The metaphor of life as a journey continues to be an important one to me. One of the most engaging pieces I have read on this theme is an interview with Alastair Humphrey’s a British traveller and dad! The whole interview can be read at
However the section I like most is transcribed below. It reminds us of the importance of engaging with the speed at which we travel. If we want to belong in the places we travel through we need to ‘slow down’! The mission of the disciples .. our mission .. to go into the world requires that we make this journey through life in a particular way. What follows is food for thought this morning!
ON HOW CULTURE SHOCK DISAPPEARS AT 10 MPH
It really struck me cycling around the world how often I felt culture shock. It was so rare on the trip as to actually really stand out when it did happen, whereas if you jump on an airplane to anywhere, well, it’s weird. Flying anywhere, you get through a terminal, you walk past the ATMs and the Starbucks and the guys with the iPads picking up taxi people and you could be anywhere in the world, but eventually at some point culture shock hits you hard when you travel by plane and you suddenly realize you’re somewhere very different.
When cycling one of the only culture shocks in my trip was taking the ferry from England to France, which is only two hours, because that suddenly was a change in language. From France until South Africa, it was pretty much land the whole way, just creeping across continents. The land changed at 10 miles an hour, so you just don’t really notice it changing. The language occasionally changes at borders, but the landscape you’re moving through and the general wealth of a place and the cultures of it was such a slow-moving change that I really felt comfortable pretty much everywhere I went. The few exceptions to that in the world were very jarring because they were so rare.
A real joy of traveling across countries by bicycle is that you move so sly that you can feel like you actually belong, which is an illusion, of course, but it’s quite a pleasant one to feel that you’re part of the place you’re going through, rather than just being a voyeuristic observer as I zoom into a place by taxi from an airport.
I’m a human, and cycling all the way around the world at 10 mph made it really just feel like one world with some random little arbitrary borders and some strange foods along the way. By and large now, I’d be entirely happy to be dumped at random in any country in the world. As long as I could find somewhere to sleep tonight, I’d wake up tomorrow morning excited and curious to go have a look around.
My general feeling now from going to so many countries of rich and poor and all sorts of flavors is just how normal most people’s lives are. There’s the superficial weirdness and differentness, but very, very quickly you just realize the flow of life, people waking up and they find breakfast and they take their kids to school and they go to work.

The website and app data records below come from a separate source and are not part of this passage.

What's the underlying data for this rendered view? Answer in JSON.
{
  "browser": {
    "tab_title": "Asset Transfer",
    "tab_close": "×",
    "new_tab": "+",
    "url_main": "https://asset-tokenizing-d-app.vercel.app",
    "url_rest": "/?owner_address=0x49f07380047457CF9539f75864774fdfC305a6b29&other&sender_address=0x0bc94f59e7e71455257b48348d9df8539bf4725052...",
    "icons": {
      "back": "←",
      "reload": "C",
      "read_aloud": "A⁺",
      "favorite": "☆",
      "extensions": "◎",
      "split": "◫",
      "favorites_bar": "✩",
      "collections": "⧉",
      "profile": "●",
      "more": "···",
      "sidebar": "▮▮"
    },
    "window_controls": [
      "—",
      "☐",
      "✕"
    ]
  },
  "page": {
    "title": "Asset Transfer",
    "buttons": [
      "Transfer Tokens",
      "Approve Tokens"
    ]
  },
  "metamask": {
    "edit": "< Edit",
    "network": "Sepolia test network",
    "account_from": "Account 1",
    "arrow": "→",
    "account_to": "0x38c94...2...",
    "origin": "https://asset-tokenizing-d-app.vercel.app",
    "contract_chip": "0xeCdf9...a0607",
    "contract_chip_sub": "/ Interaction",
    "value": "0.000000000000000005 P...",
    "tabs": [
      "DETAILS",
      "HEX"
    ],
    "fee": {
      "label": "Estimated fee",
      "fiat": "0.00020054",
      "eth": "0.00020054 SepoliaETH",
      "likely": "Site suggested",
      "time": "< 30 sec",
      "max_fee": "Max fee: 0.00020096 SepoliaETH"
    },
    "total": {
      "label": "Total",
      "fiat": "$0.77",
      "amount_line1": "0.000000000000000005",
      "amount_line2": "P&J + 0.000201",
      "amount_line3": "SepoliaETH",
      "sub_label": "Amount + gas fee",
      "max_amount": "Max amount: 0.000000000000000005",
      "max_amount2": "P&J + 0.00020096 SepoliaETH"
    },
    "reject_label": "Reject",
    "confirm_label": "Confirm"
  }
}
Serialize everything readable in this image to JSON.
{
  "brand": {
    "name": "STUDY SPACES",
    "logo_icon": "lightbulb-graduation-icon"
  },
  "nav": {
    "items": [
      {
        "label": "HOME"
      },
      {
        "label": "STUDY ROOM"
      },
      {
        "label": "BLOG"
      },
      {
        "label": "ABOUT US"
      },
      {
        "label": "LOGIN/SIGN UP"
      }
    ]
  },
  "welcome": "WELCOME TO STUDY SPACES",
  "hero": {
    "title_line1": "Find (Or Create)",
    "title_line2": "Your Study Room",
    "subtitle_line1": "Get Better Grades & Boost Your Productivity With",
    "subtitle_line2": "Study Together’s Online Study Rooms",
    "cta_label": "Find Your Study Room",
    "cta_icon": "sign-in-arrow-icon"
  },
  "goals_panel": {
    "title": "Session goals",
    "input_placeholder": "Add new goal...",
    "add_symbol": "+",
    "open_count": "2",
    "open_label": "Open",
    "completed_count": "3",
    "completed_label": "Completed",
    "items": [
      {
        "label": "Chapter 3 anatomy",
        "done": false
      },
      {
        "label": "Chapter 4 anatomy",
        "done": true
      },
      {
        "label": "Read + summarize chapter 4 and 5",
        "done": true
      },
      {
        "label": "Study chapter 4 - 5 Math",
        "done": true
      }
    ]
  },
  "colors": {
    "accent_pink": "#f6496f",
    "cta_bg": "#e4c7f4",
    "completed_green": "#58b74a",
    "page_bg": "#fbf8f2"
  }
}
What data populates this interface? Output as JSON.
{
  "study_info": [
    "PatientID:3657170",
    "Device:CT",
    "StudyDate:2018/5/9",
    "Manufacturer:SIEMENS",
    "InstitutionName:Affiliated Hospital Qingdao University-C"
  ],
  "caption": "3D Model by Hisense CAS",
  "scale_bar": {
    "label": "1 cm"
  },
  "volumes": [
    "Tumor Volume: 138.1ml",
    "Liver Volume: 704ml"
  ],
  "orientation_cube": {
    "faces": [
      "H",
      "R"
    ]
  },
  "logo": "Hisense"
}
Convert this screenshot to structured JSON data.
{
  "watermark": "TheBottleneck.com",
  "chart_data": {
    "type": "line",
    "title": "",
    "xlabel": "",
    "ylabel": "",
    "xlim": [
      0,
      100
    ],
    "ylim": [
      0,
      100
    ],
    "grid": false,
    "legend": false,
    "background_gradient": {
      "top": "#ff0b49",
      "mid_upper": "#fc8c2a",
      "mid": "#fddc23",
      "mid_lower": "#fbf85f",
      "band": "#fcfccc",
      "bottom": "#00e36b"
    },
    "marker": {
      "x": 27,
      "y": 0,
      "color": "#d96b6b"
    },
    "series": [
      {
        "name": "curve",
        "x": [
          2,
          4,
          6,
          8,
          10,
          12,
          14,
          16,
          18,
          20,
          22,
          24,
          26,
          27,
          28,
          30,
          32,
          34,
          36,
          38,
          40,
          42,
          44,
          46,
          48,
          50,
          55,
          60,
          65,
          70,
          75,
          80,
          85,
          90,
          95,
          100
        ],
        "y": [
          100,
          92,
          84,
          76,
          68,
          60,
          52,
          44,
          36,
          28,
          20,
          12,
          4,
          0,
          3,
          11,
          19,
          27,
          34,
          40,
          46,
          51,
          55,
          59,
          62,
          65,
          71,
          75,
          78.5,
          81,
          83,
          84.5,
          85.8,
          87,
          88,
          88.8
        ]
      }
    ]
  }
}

Maybe they’ve got a pig on the back of the bicycle or maybe they’re in a shiny car with an iPhone, but they’re just going to work.
Anywhere I’ve ever been in the world, people have always given me water when I’ve asked for water. No one ever makes you pay for water. No one ever says no to that. Just these little constancies that made me feel very much just like I, and this sounds like the most ridiculous hippie thing, but I’ve really started to feel that I just live in the world rather than I’m an English guy.